> [Supplied entries]:
□ □ □ □ □
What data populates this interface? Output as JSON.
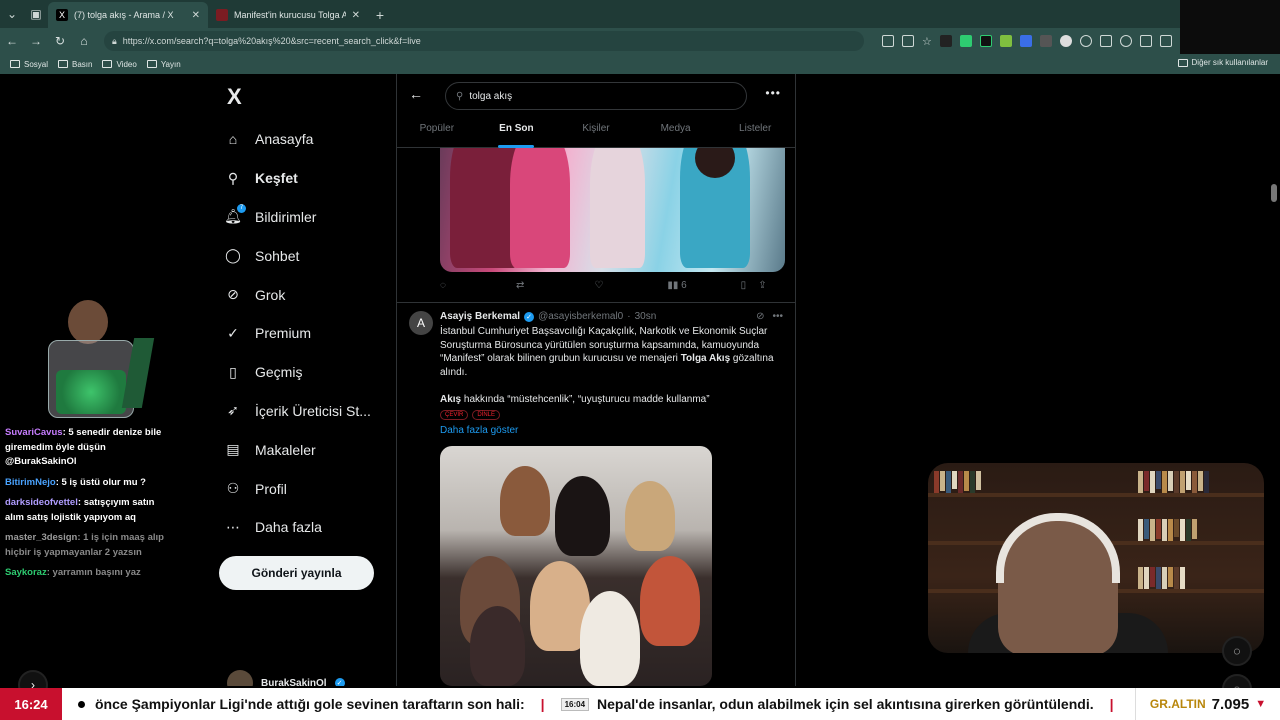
{
  "browser": {
    "tabs": [
      {
        "title": "(7) tolga akış - Arama / X",
        "favicon": "X"
      },
      {
        "title": "Manifest'in kurucusu Tolga Akış gö",
        "favicon": ""
      }
    ],
    "url": "https://x.com/search?q=tolga%20akış%20&src=recent_search_click&f=live",
    "bookmarks": [
      "Sosyal",
      "Basın",
      "Video",
      "Yayın"
    ],
    "other_bookmarks": "Diğer sık kullanılanlar"
  },
  "x": {
    "logo": "X",
    "nav": [
      {
        "label": "Anasayfa",
        "icon": "home-icon",
        "glyph": "⌂"
      },
      {
        "label": "Keşfet",
        "icon": "search-icon",
        "glyph": "⚲",
        "bold": true
      },
      {
        "label": "Bildirimler",
        "icon": "bell-icon",
        "glyph": "🔔︎",
        "badge": "7"
      },
      {
        "label": "Sohbet",
        "icon": "chat-icon",
        "glyph": "◯"
      },
      {
        "label": "Grok",
        "icon": "grok-icon",
        "glyph": "⊘"
      },
      {
        "label": "Premium",
        "icon": "premium-icon",
        "glyph": "✓"
      },
      {
        "label": "Geçmiş",
        "icon": "bookmark-icon",
        "glyph": "▯"
      },
      {
        "label": "İçerik Üreticisi St...",
        "icon": "rocket-icon",
        "glyph": "➶"
      },
      {
        "label": "Makaleler",
        "icon": "article-icon",
        "glyph": "▤"
      },
      {
        "label": "Profil",
        "icon": "profile-icon",
        "glyph": "⚇"
      },
      {
        "label": "Daha fazla",
        "icon": "more-icon",
        "glyph": "⋯"
      }
    ],
    "post_button": "Gönderi yayınla",
    "account_name": "BurakSakinOl",
    "search_value": "tolga akış",
    "search_tabs": [
      "Popüler",
      "En Son",
      "Kişiler",
      "Medya",
      "Listeler"
    ],
    "active_tab": "En Son",
    "prev_tweet_views": "6",
    "tweet": {
      "name": "Asayiş Berkemal",
      "handle": "@asayisberkemal0",
      "time": "30sn",
      "text_part1": "İstanbul Cumhuriyet Başsavcılığı Kaçakçılık, Narkotik ve Ekonomik Suçlar Soruşturma Bürosunca yürütülen soruşturma kapsamında, kamuoyunda “Manifest” olarak bilinen grubun kurucusu ve menajeri ",
      "text_bold": "Tolga Akış",
      "text_part2": " gözaltına alındı.",
      "text2_bold": "Akış",
      "text2_rest": " hakkında “müstehcenlik”, “uyuşturucu madde kullanma”",
      "chip1": "ÇEVİR",
      "chip2": "DİNLE",
      "show_more": "Daha fazla göster"
    }
  },
  "stream": {
    "chat": [
      {
        "user": "SuvariCavus",
        "msg": "5 senedir denize bile giremedim öyle düşün @BurakSakinOl"
      },
      {
        "user": "BitirimNejo",
        "msg": "5 iş üstü olur mu ?"
      },
      {
        "user": "darksideofvettel",
        "msg": "satışçıyım satın alım satış lojistik yapıyom aq"
      },
      {
        "user": "master_3design",
        "msg": "1 iş için maaş alıp hiçbir iş yapmayanlar 2 yazsın"
      },
      {
        "user": "Saykoraz",
        "msg": "yarramın başını yaz"
      }
    ],
    "ticker": {
      "clock": "16:24",
      "item1": "önce Şampiyonlar Ligi'nde attığı gole sevinen taraftarın son hali:",
      "item2_time": "16:04",
      "item2": "Nepal'de insanlar, odun alabilmek için sel akıntısına girerken görüntülendi.",
      "gold_label": "GR.ALTIN",
      "gold_value": "7.095"
    }
  },
  "colors": {
    "accent": "#1d9bf0",
    "ticker_red": "#c8102e",
    "browser": "#2d4f4a"
  }
}
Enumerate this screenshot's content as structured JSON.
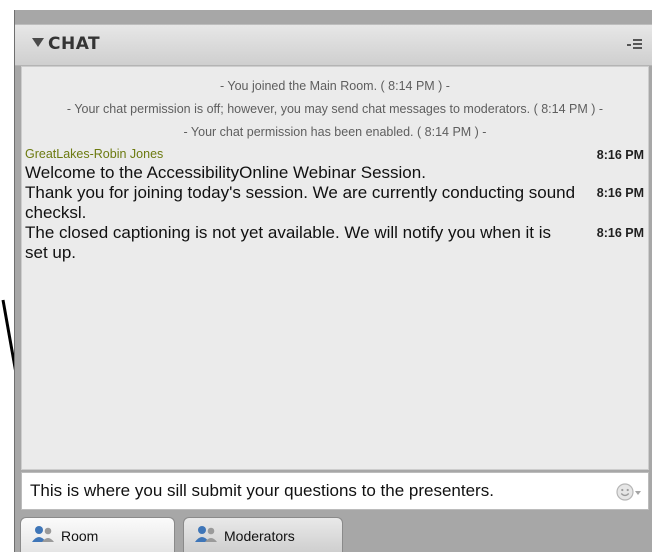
{
  "header": {
    "title": "CHAT"
  },
  "system_messages": [
    "- You joined the Main Room. ( 8:14 PM ) -",
    "- Your chat permission is off; however, you may send chat messages to moderators. ( 8:14 PM ) -",
    "- Your chat permission has been enabled. ( 8:14 PM ) -"
  ],
  "sender": {
    "name": "GreatLakes-Robin Jones",
    "time": "8:16 PM"
  },
  "messages": [
    {
      "text": "Welcome to the AccessibilityOnline Webinar Session.",
      "time": ""
    },
    {
      "text": "Thank you for joining today's session. We are currently conducting sound checksl.",
      "time": "8:16 PM"
    },
    {
      "text": "The closed captioning is not yet available. We will notify you when it is set up.",
      "time": "8:16 PM"
    }
  ],
  "input": {
    "value": "This is where you sill submit your questions to the presenters."
  },
  "tabs": [
    {
      "label": "Room",
      "icon": "users-icon",
      "active": true
    },
    {
      "label": "Moderators",
      "icon": "users-icon",
      "active": false
    }
  ],
  "colors": {
    "sender": "#6c7a10",
    "arrow": "#000000",
    "panel_bg": "#ebebeb"
  }
}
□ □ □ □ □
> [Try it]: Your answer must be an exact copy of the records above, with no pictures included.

> [Task response]:
What data populates this interface? Output as JSON.
{
  "browser": {
    "tabs": [
      {
        "title": "(7) tolga akış - Arama / X",
        "favicon": "X"
      },
      {
        "title": "Manifest'in kurucusu Tolga Akış gö",
        "favicon": ""
      }
    ],
    "url": "https://x.com/search?q=tolga%20akış%20&src=recent_search_click&f=live",
    "bookmarks": [
      "Sosyal",
      "Basın",
      "Video",
      "Yayın"
    ],
    "other_bookmarks": "Diğer sık kullanılanlar"
  },
  "x": {
    "logo": "X",
    "nav": [
      {
        "label": "Anasayfa",
        "icon": "home-icon",
        "glyph": "⌂"
      },
      {
        "label": "Keşfet",
        "icon": "search-icon",
        "glyph": "⚲",
        "bold": true
      },
      {
        "label": "Bildirimler",
        "icon": "bell-icon",
        "glyph": "🔔︎",
        "badge": "7"
      },
      {
        "label": "Sohbet",
        "icon": "chat-icon",
        "glyph": "◯"
      },
      {
        "label": "Grok",
        "icon": "grok-icon",
        "glyph": "⊘"
      },
      {
        "label": "Premium",
        "icon": "premium-icon",
        "glyph": "✓"
      },
      {
        "label": "Geçmiş",
        "icon": "bookmark-icon",
        "glyph": "▯"
      },
      {
        "label": "İçerik Üreticisi St...",
        "icon": "rocket-icon",
        "glyph": "➶"
      },
      {
        "label": "Makaleler",
        "icon": "article-icon",
        "glyph": "▤"
      },
      {
        "label": "Profil",
        "icon": "profile-icon",
        "glyph": "⚇"
      },
      {
        "label": "Daha fazla",
        "icon": "more-icon",
        "glyph": "⋯"
      }
    ],
    "post_button": "Gönderi yayınla",
    "account_name": "BurakSakinOl",
    "search_value": "tolga akış",
    "search_tabs": [
      "Popüler",
      "En Son",
      "Kişiler",
      "Medya",
      "Listeler"
    ],
    "active_tab": "En Son",
    "prev_tweet_views": "6",
    "tweet": {
      "name": "Asayiş Berkemal",
      "handle": "@asayisberkemal0",
      "time": "30sn",
      "text_part1": "İstanbul Cumhuriyet Başsavcılığı Kaçakçılık, Narkotik ve Ekonomik Suçlar Soruşturma Bürosunca yürütülen soruşturma kapsamında, kamuoyunda “Manifest” olarak bilinen grubun kurucusu ve menajeri ",
      "text_bold": "Tolga Akış",
      "text_part2": " gözaltına alındı.",
      "text2_bold": "Akış",
      "text2_rest": " hakkında “müstehcenlik”, “uyuşturucu madde kullanma”",
      "chip1": "ÇEVİR",
      "chip2": "DİNLE",
      "show_more": "Daha fazla göster"
    }
  },
  "stream": {
    "chat": [
      {
        "user": "SuvariCavus",
        "msg": "5 senedir denize bile giremedim öyle düşün @BurakSakinOl"
      },
      {
        "user": "BitirimNejo",
        "msg": "5 iş üstü olur mu ?"
      },
      {
        "user": "darksideofvettel",
        "msg": "satışçıyım satın alım satış lojistik yapıyom aq"
      },
      {
        "user": "master_3design",
        "msg": "1 iş için maaş alıp hiçbir iş yapmayanlar 2 yazsın"
      },
      {
        "user": "Saykoraz",
        "msg": "yarramın başını yaz"
      }
    ],
    "ticker": {
      "clock": "16:24",
      "item1": "önce Şampiyonlar Ligi'nde attığı gole sevinen taraftarın son hali:",
      "item2_time": "16:04",
      "item2": "Nepal'de insanlar, odun alabilmek için sel akıntısına girerken görüntülendi.",
      "gold_label": "GR.ALTIN",
      "gold_value": "7.095"
    }
  },
  "colors": {
    "accent": "#1d9bf0",
    "ticker_red": "#c8102e",
    "browser": "#2d4f4a"
  }
}
Enumerate this screenshot's content as structured JSON.
{
  "header": {
    "title": "CHAT"
  },
  "system_messages": [
    "- You joined the Main Room. ( 8:14 PM ) -",
    "- Your chat permission is off; however, you may send chat messages to moderators. ( 8:14 PM ) -",
    "- Your chat permission has been enabled. ( 8:14 PM ) -"
  ],
  "sender": {
    "name": "GreatLakes-Robin Jones",
    "time": "8:16 PM"
  },
  "messages": [
    {
      "text": "Welcome to the AccessibilityOnline Webinar Session.",
      "time": ""
    },
    {
      "text": "Thank you for joining today's session. We are currently conducting sound checksl.",
      "time": "8:16 PM"
    },
    {
      "text": "The closed captioning is not yet available. We will notify you when it is set up.",
      "time": "8:16 PM"
    }
  ],
  "input": {
    "value": "This is where you sill submit your questions to the presenters."
  },
  "tabs": [
    {
      "label": "Room",
      "icon": "users-icon",
      "active": true
    },
    {
      "label": "Moderators",
      "icon": "users-icon",
      "active": false
    }
  ],
  "colors": {
    "sender": "#6c7a10",
    "arrow": "#000000",
    "panel_bg": "#ebebeb"
  }
}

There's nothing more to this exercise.